(WORK TO COMPLETE): Each line below should be restated exactly, with nothing dropped.

(MATERIAL FOR THIS TASK):
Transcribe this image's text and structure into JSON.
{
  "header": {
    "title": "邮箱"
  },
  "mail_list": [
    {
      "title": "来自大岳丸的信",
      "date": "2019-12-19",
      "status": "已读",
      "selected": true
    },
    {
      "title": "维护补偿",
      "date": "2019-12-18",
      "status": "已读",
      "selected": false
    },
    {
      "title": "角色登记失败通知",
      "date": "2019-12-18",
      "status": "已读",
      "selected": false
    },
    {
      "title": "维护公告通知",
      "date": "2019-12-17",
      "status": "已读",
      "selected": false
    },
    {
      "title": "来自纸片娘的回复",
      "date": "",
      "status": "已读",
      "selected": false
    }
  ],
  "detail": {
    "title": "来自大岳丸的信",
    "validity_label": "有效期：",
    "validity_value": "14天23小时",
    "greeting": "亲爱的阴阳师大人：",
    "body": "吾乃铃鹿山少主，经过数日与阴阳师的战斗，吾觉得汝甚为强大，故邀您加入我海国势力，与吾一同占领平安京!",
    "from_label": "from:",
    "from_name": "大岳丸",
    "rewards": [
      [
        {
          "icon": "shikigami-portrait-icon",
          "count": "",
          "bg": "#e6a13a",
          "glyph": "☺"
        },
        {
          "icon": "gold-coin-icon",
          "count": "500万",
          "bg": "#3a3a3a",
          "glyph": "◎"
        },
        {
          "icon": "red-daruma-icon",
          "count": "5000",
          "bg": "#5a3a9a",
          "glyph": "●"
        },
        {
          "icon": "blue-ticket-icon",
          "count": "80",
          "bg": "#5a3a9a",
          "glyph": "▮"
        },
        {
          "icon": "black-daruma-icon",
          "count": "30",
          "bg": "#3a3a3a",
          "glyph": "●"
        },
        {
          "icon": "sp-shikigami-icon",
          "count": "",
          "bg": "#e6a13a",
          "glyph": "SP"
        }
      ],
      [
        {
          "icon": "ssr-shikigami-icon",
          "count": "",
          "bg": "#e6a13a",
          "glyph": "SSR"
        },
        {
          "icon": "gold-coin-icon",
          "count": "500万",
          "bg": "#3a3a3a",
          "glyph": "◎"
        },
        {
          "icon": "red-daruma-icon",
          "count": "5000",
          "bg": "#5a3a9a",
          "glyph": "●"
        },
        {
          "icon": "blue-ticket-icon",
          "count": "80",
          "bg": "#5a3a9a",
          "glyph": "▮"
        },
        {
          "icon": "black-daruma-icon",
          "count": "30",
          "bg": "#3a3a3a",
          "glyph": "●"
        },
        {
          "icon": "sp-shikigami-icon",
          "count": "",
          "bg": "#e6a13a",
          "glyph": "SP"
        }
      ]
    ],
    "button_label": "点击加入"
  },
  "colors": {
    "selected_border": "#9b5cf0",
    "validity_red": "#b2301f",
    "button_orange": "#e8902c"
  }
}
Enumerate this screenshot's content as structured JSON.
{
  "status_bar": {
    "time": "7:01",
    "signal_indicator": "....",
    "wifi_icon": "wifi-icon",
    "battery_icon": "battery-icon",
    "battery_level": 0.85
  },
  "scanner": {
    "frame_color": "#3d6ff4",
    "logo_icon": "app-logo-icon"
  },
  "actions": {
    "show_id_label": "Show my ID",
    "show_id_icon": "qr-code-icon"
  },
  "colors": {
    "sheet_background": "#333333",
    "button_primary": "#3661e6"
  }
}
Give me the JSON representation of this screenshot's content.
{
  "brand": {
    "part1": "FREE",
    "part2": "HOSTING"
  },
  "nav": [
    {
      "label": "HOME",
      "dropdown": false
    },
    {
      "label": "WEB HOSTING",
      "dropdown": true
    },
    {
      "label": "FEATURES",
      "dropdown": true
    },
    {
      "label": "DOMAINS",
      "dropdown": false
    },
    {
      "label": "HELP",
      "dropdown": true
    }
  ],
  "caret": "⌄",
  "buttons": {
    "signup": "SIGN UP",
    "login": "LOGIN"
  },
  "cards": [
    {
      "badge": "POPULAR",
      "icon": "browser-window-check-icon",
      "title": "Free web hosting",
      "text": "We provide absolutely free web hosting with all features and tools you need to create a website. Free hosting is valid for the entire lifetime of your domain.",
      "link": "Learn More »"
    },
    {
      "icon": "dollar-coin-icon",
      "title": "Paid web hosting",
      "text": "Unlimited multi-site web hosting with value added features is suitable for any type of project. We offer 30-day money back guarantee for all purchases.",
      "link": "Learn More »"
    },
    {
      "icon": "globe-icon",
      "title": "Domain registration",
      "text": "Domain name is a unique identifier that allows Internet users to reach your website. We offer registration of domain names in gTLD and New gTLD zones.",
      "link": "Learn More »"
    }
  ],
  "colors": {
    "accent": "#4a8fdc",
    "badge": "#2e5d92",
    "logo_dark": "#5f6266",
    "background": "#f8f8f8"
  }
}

(RESPONSE TO THE EXERCISE):
Transcribe this image's text and structure into JSON.
{
  "header": {
    "title": "邮箱"
  },
  "mail_list": [
    {
      "title": "来自大岳丸的信",
      "date": "2019-12-19",
      "status": "已读",
      "selected": true
    },
    {
      "title": "维护补偿",
      "date": "2019-12-18",
      "status": "已读",
      "selected": false
    },
    {
      "title": "角色登记失败通知",
      "date": "2019-12-18",
      "status": "已读",
      "selected": false
    },
    {
      "title": "维护公告通知",
      "date": "2019-12-17",
      "status": "已读",
      "selected": false
    },
    {
      "title": "来自纸片娘的回复",
      "date": "",
      "status": "已读",
      "selected": false
    }
  ],
  "detail": {
    "title": "来自大岳丸的信",
    "validity_label": "有效期：",
    "validity_value": "14天23小时",
    "greeting": "亲爱的阴阳师大人：",
    "body": "吾乃铃鹿山少主，经过数日与阴阳师的战斗，吾觉得汝甚为强大，故邀您加入我海国势力，与吾一同占领平安京!",
    "from_label": "from:",
    "from_name": "大岳丸",
    "rewards": [
      [
        {
          "icon": "shikigami-portrait-icon",
          "count": "",
          "bg": "#e6a13a",
          "glyph": "☺"
        },
        {
          "icon": "gold-coin-icon",
          "count": "500万",
          "bg": "#3a3a3a",
          "glyph": "◎"
        },
        {
          "icon": "red-daruma-icon",
          "count": "5000",
          "bg": "#5a3a9a",
          "glyph": "●"
        },
        {
          "icon": "blue-ticket-icon",
          "count": "80",
          "bg": "#5a3a9a",
          "glyph": "▮"
        },
        {
          "icon": "black-daruma-icon",
          "count": "30",
          "bg": "#3a3a3a",
          "glyph": "●"
        },
        {
          "icon": "sp-shikigami-icon",
          "count": "",
          "bg": "#e6a13a",
          "glyph": "SP"
        }
      ],
      [
        {
          "icon": "ssr-shikigami-icon",
          "count": "",
          "bg": "#e6a13a",
          "glyph": "SSR"
        },
        {
          "icon": "gold-coin-icon",
          "count": "500万",
          "bg": "#3a3a3a",
          "glyph": "◎"
        },
        {
          "icon": "red-daruma-icon",
          "count": "5000",
          "bg": "#5a3a9a",
          "glyph": "●"
        },
        {
          "icon": "blue-ticket-icon",
          "count": "80",
          "bg": "#5a3a9a",
          "glyph": "▮"
        },
        {
          "icon": "black-daruma-icon",
          "count": "30",
          "bg": "#3a3a3a",
          "glyph": "●"
        },
        {
          "icon": "sp-shikigami-icon",
          "count": "",
          "bg": "#e6a13a",
          "glyph": "SP"
        }
      ]
    ],
    "button_label": "点击加入"
  },
  "colors": {
    "selected_border": "#9b5cf0",
    "validity_red": "#b2301f",
    "button_orange": "#e8902c"
  }
}
Enumerate this screenshot's content as structured JSON.
{
  "status_bar": {
    "time": "7:01",
    "signal_indicator": "....",
    "wifi_icon": "wifi-icon",
    "battery_icon": "battery-icon",
    "battery_level": 0.85
  },
  "scanner": {
    "frame_color": "#3d6ff4",
    "logo_icon": "app-logo-icon"
  },
  "actions": {
    "show_id_label": "Show my ID",
    "show_id_icon": "qr-code-icon"
  },
  "colors": {
    "sheet_background": "#333333",
    "button_primary": "#3661e6"
  }
}
Give me the JSON representation of this screenshot's content.
{
  "brand": {
    "part1": "FREE",
    "part2": "HOSTING"
  },
  "nav": [
    {
      "label": "HOME",
      "dropdown": false
    },
    {
      "label": "WEB HOSTING",
      "dropdown": true
    },
    {
      "label": "FEATURES",
      "dropdown": true
    },
    {
      "label": "DOMAINS",
      "dropdown": false
    },
    {
      "label": "HELP",
      "dropdown": true
    }
  ],
  "caret": "⌄",
  "buttons": {
    "signup": "SIGN UP",
    "login": "LOGIN"
  },
  "cards": [
    {
      "badge": "POPULAR",
      "icon": "browser-window-check-icon",
      "title": "Free web hosting",
      "text": "We provide absolutely free web hosting with all features and tools you need to create a website. Free hosting is valid for the entire lifetime of your domain.",
      "link": "Learn More »"
    },
    {
      "icon": "dollar-coin-icon",
      "title": "Paid web hosting",
      "text": "Unlimited multi-site web hosting with value added features is suitable for any type of project. We offer 30-day money back guarantee for all purchases.",
      "link": "Learn More »"
    },
    {
      "icon": "globe-icon",
      "title": "Domain registration",
      "text": "Domain name is a unique identifier that allows Internet users to reach your website. We offer registration of domain names in gTLD and New gTLD zones.",
      "link": "Learn More »"
    }
  ],
  "colors": {
    "accent": "#4a8fdc",
    "badge": "#2e5d92",
    "logo_dark": "#5f6266",
    "background": "#f8f8f8"
  }
}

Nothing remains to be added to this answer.